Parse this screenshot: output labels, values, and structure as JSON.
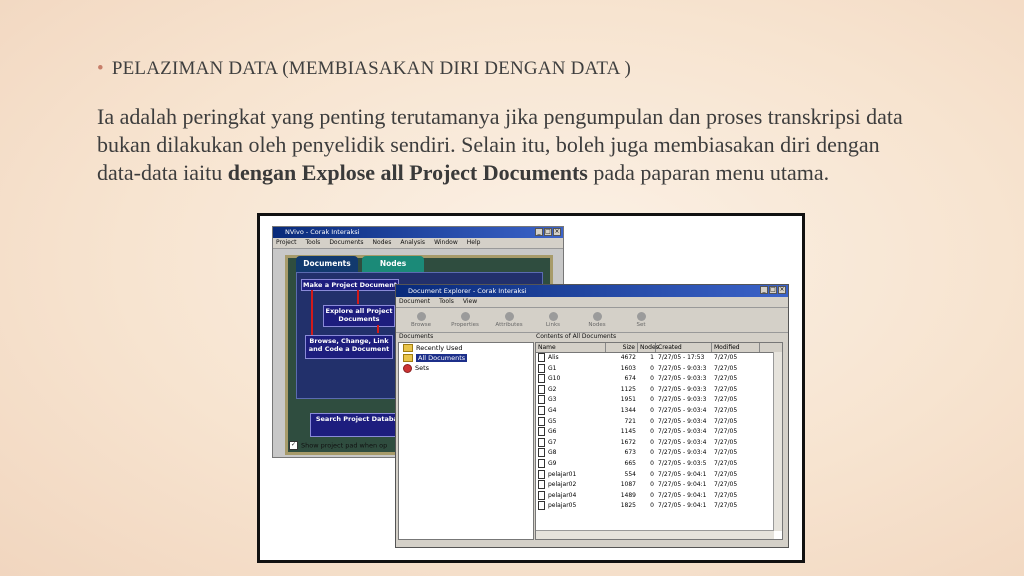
{
  "slide": {
    "bullet": "PELAZIMAN DATA (MEMBIASAKAN DIRI DENGAN DATA )",
    "para_1": "Ia adalah peringkat yang penting terutamanya jika pengumpulan dan proses transkripsi data bukan dilakukan oleh penyelidik sendiri. Selain itu, boleh juga membiasakan diri dengan data-data iaitu ",
    "para_bold": "dengan Explose all Project Documents",
    "para_2": " pada paparan menu utama."
  },
  "nvivo": {
    "title": "NVivo - Corak Interaksi",
    "menu": [
      "Project",
      "Tools",
      "Documents",
      "Nodes",
      "Analysis",
      "Window",
      "Help"
    ],
    "tabs": {
      "documents": "Documents",
      "nodes": "Nodes"
    },
    "buttons": {
      "make": "Make a Project Document",
      "explore": "Explore all Project Documents",
      "browse": "Browse, Change, Link and Code a Document",
      "search": "Search Project Database"
    },
    "show_pad": "Show project pad when op"
  },
  "explorer": {
    "title": "Document Explorer - Corak Interaksi",
    "menu": [
      "Document",
      "Tools",
      "View"
    ],
    "tools": [
      "Browse",
      "Properties",
      "Attributes",
      "Links",
      "Nodes",
      "Set"
    ],
    "left_header": "Documents",
    "right_header": "Contents of All Documents",
    "tree": [
      "Recently Used",
      "All Documents",
      "Sets"
    ],
    "columns": [
      "Name",
      "Size",
      "Nodes",
      "Created",
      "Modified"
    ],
    "rows": [
      [
        "Alis",
        "4672",
        "1",
        "7/27/05 - 17:53",
        "7/27/05"
      ],
      [
        "G1",
        "1603",
        "0",
        "7/27/05 - 9:03:3",
        "7/27/05"
      ],
      [
        "G10",
        "674",
        "0",
        "7/27/05 - 9:03:3",
        "7/27/05"
      ],
      [
        "G2",
        "1125",
        "0",
        "7/27/05 - 9:03:3",
        "7/27/05"
      ],
      [
        "G3",
        "1951",
        "0",
        "7/27/05 - 9:03:3",
        "7/27/05"
      ],
      [
        "G4",
        "1344",
        "0",
        "7/27/05 - 9:03:4",
        "7/27/05"
      ],
      [
        "G5",
        "721",
        "0",
        "7/27/05 - 9:03:4",
        "7/27/05"
      ],
      [
        "G6",
        "1145",
        "0",
        "7/27/05 - 9:03:4",
        "7/27/05"
      ],
      [
        "G7",
        "1672",
        "0",
        "7/27/05 - 9:03:4",
        "7/27/05"
      ],
      [
        "G8",
        "673",
        "0",
        "7/27/05 - 9:03:4",
        "7/27/05"
      ],
      [
        "G9",
        "665",
        "0",
        "7/27/05 - 9:03:5",
        "7/27/05"
      ],
      [
        "pelajar01",
        "554",
        "0",
        "7/27/05 - 9:04:1",
        "7/27/05"
      ],
      [
        "pelajar02",
        "1087",
        "0",
        "7/27/05 - 9:04:1",
        "7/27/05"
      ],
      [
        "pelajar04",
        "1489",
        "0",
        "7/27/05 - 9:04:1",
        "7/27/05"
      ],
      [
        "pelajar05",
        "1825",
        "0",
        "7/27/05 - 9:04:1",
        "7/27/05"
      ]
    ]
  }
}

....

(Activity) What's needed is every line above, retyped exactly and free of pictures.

(Your response)
Parse this screenshot: output labels, values, and structure as JSON.
{
  "slide": {
    "bullet": "PELAZIMAN DATA (MEMBIASAKAN DIRI DENGAN DATA )",
    "para_1": "Ia adalah peringkat yang penting terutamanya jika pengumpulan dan proses transkripsi data bukan dilakukan oleh penyelidik sendiri. Selain itu, boleh juga membiasakan diri dengan data-data iaitu ",
    "para_bold": "dengan Explose all Project Documents",
    "para_2": " pada paparan menu utama."
  },
  "nvivo": {
    "title": "NVivo - Corak Interaksi",
    "menu": [
      "Project",
      "Tools",
      "Documents",
      "Nodes",
      "Analysis",
      "Window",
      "Help"
    ],
    "tabs": {
      "documents": "Documents",
      "nodes": "Nodes"
    },
    "buttons": {
      "make": "Make a Project Document",
      "explore": "Explore all Project Documents",
      "browse": "Browse, Change, Link and Code a Document",
      "search": "Search Project Database"
    },
    "show_pad": "Show project pad when op"
  },
  "explorer": {
    "title": "Document Explorer - Corak Interaksi",
    "menu": [
      "Document",
      "Tools",
      "View"
    ],
    "tools": [
      "Browse",
      "Properties",
      "Attributes",
      "Links",
      "Nodes",
      "Set"
    ],
    "left_header": "Documents",
    "right_header": "Contents of All Documents",
    "tree": [
      "Recently Used",
      "All Documents",
      "Sets"
    ],
    "columns": [
      "Name",
      "Size",
      "Nodes",
      "Created",
      "Modified"
    ],
    "rows": [
      [
        "Alis",
        "4672",
        "1",
        "7/27/05 - 17:53",
        "7/27/05"
      ],
      [
        "G1",
        "1603",
        "0",
        "7/27/05 - 9:03:3",
        "7/27/05"
      ],
      [
        "G10",
        "674",
        "0",
        "7/27/05 - 9:03:3",
        "7/27/05"
      ],
      [
        "G2",
        "1125",
        "0",
        "7/27/05 - 9:03:3",
        "7/27/05"
      ],
      [
        "G3",
        "1951",
        "0",
        "7/27/05 - 9:03:3",
        "7/27/05"
      ],
      [
        "G4",
        "1344",
        "0",
        "7/27/05 - 9:03:4",
        "7/27/05"
      ],
      [
        "G5",
        "721",
        "0",
        "7/27/05 - 9:03:4",
        "7/27/05"
      ],
      [
        "G6",
        "1145",
        "0",
        "7/27/05 - 9:03:4",
        "7/27/05"
      ],
      [
        "G7",
        "1672",
        "0",
        "7/27/05 - 9:03:4",
        "7/27/05"
      ],
      [
        "G8",
        "673",
        "0",
        "7/27/05 - 9:03:4",
        "7/27/05"
      ],
      [
        "G9",
        "665",
        "0",
        "7/27/05 - 9:03:5",
        "7/27/05"
      ],
      [
        "pelajar01",
        "554",
        "0",
        "7/27/05 - 9:04:1",
        "7/27/05"
      ],
      [
        "pelajar02",
        "1087",
        "0",
        "7/27/05 - 9:04:1",
        "7/27/05"
      ],
      [
        "pelajar04",
        "1489",
        "0",
        "7/27/05 - 9:04:1",
        "7/27/05"
      ],
      [
        "pelajar05",
        "1825",
        "0",
        "7/27/05 - 9:04:1",
        "7/27/05"
      ]
    ]
  }
}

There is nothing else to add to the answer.